__WHAT IS NEEDED__:
Take every line from the records below that includes the word "夕焼けの空くらます".

__AVAILABLE RECORDS__:
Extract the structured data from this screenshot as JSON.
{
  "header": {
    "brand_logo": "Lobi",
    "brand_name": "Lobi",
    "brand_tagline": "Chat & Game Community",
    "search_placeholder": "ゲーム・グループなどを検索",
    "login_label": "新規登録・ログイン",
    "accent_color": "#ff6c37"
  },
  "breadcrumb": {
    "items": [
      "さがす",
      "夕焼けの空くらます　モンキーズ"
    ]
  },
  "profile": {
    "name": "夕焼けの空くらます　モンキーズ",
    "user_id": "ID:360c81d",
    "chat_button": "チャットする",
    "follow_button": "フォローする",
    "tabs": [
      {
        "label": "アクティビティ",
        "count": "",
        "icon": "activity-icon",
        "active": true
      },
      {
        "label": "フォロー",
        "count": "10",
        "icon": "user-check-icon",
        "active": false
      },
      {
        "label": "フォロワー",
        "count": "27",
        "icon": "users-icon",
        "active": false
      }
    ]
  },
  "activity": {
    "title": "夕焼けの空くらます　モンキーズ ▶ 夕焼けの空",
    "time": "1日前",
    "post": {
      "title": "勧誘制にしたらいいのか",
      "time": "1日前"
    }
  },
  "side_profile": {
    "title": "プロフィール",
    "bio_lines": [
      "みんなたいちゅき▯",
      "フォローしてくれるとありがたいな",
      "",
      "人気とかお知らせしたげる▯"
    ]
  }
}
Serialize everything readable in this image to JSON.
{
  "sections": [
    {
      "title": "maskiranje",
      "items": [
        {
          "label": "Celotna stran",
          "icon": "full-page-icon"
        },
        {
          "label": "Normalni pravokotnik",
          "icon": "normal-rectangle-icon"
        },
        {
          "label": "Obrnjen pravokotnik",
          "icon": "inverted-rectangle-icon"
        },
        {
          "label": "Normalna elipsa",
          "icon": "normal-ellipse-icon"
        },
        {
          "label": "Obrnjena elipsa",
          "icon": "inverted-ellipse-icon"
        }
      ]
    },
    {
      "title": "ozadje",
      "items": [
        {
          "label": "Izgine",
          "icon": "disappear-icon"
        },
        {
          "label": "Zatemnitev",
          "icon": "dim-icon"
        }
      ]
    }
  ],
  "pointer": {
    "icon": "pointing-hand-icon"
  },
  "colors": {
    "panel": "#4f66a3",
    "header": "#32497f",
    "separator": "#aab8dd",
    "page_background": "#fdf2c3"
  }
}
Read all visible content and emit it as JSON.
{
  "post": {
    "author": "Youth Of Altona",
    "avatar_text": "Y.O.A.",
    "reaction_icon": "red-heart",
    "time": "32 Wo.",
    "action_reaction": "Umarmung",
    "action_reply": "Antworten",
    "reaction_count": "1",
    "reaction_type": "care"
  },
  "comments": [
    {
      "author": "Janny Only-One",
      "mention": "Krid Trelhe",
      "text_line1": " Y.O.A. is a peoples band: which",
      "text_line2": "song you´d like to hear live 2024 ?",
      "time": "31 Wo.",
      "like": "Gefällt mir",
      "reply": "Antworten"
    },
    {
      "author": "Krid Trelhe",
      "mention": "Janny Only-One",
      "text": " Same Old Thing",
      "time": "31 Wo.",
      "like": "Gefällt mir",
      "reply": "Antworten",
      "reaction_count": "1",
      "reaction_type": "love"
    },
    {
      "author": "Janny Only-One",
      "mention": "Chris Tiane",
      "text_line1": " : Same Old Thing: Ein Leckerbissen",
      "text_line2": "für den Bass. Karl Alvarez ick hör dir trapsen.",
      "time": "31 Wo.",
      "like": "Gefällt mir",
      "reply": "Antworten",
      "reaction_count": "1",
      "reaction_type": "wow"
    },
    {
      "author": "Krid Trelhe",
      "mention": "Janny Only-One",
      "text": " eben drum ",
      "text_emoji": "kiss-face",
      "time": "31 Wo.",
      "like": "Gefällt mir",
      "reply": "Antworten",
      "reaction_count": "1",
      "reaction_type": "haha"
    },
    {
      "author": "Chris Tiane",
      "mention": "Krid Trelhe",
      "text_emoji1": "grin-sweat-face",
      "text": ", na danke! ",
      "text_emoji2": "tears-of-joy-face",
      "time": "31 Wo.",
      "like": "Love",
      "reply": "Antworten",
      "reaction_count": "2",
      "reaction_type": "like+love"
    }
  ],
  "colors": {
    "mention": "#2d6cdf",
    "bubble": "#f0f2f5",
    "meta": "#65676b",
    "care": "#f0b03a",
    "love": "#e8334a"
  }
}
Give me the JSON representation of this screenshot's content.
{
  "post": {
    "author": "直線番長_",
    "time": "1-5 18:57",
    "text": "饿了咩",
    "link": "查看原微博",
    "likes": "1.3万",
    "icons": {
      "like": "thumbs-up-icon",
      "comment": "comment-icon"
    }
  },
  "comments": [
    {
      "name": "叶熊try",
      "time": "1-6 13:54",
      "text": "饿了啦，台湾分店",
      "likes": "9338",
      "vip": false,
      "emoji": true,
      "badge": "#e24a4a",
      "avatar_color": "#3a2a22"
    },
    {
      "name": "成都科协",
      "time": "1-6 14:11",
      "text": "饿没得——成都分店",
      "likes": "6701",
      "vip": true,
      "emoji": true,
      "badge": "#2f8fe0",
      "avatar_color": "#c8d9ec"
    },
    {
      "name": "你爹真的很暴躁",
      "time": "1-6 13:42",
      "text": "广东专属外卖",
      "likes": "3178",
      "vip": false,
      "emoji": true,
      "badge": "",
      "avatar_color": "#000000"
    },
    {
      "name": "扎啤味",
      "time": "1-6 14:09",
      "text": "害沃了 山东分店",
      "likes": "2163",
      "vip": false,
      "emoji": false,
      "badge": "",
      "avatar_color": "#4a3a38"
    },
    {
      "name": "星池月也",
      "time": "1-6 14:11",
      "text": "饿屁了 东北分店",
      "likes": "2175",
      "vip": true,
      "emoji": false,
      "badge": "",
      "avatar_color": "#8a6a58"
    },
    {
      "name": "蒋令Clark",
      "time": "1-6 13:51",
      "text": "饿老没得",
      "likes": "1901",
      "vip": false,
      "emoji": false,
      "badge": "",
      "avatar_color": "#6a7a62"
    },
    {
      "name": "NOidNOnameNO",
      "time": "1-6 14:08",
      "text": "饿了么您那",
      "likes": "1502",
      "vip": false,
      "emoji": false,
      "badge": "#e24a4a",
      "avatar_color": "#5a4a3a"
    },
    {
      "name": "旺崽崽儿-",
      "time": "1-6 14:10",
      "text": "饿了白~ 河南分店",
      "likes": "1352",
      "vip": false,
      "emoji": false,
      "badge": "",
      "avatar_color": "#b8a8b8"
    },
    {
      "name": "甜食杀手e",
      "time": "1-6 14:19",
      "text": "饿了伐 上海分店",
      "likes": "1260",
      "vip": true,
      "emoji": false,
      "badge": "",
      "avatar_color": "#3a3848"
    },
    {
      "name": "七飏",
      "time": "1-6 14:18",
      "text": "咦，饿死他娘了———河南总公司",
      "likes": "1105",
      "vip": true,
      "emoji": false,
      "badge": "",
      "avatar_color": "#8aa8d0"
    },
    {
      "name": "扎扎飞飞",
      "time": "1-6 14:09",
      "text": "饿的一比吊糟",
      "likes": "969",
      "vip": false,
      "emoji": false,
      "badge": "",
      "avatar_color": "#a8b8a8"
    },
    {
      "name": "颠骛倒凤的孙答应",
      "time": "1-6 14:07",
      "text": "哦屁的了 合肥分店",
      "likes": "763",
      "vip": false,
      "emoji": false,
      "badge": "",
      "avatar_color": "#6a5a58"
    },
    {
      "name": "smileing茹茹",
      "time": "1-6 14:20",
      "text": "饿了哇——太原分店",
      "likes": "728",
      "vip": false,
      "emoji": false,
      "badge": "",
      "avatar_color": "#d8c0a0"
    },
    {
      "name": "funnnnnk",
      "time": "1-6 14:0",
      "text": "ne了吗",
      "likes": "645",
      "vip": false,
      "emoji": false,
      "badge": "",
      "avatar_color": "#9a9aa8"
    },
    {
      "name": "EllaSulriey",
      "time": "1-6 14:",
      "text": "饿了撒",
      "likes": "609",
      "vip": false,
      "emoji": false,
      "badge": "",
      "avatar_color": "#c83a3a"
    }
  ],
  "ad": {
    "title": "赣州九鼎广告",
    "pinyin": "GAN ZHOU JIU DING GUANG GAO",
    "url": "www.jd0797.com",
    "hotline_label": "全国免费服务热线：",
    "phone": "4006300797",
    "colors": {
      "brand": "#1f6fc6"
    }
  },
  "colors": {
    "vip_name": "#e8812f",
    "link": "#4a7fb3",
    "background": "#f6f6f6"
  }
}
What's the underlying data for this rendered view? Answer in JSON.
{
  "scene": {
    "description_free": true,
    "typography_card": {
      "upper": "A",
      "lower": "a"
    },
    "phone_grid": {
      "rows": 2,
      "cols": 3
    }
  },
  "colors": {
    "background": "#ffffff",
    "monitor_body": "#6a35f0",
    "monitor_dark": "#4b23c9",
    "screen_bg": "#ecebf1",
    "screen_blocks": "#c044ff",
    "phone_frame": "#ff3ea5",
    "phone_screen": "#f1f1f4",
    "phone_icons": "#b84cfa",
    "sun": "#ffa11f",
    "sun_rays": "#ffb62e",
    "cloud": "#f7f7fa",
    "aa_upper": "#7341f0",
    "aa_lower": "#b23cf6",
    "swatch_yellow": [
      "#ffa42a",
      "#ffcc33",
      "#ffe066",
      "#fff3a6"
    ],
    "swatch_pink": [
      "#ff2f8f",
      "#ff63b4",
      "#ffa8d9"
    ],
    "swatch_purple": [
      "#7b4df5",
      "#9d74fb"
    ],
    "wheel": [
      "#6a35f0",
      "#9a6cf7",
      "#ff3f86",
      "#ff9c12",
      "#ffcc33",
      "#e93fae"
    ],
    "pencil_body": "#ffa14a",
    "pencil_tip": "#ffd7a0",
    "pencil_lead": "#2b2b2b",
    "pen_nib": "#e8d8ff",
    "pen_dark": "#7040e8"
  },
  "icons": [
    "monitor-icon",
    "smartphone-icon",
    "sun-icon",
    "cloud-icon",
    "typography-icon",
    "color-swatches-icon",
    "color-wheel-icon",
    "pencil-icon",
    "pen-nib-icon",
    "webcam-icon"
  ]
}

__WRITTEN RESPONSE__:
      "夕焼けの空くらます　モンキーズ"
    "name": "夕焼けの空くらます　モンキーズ",
    "title": "夕焼けの空くらます　モンキーズ ▶ 夕焼けの空",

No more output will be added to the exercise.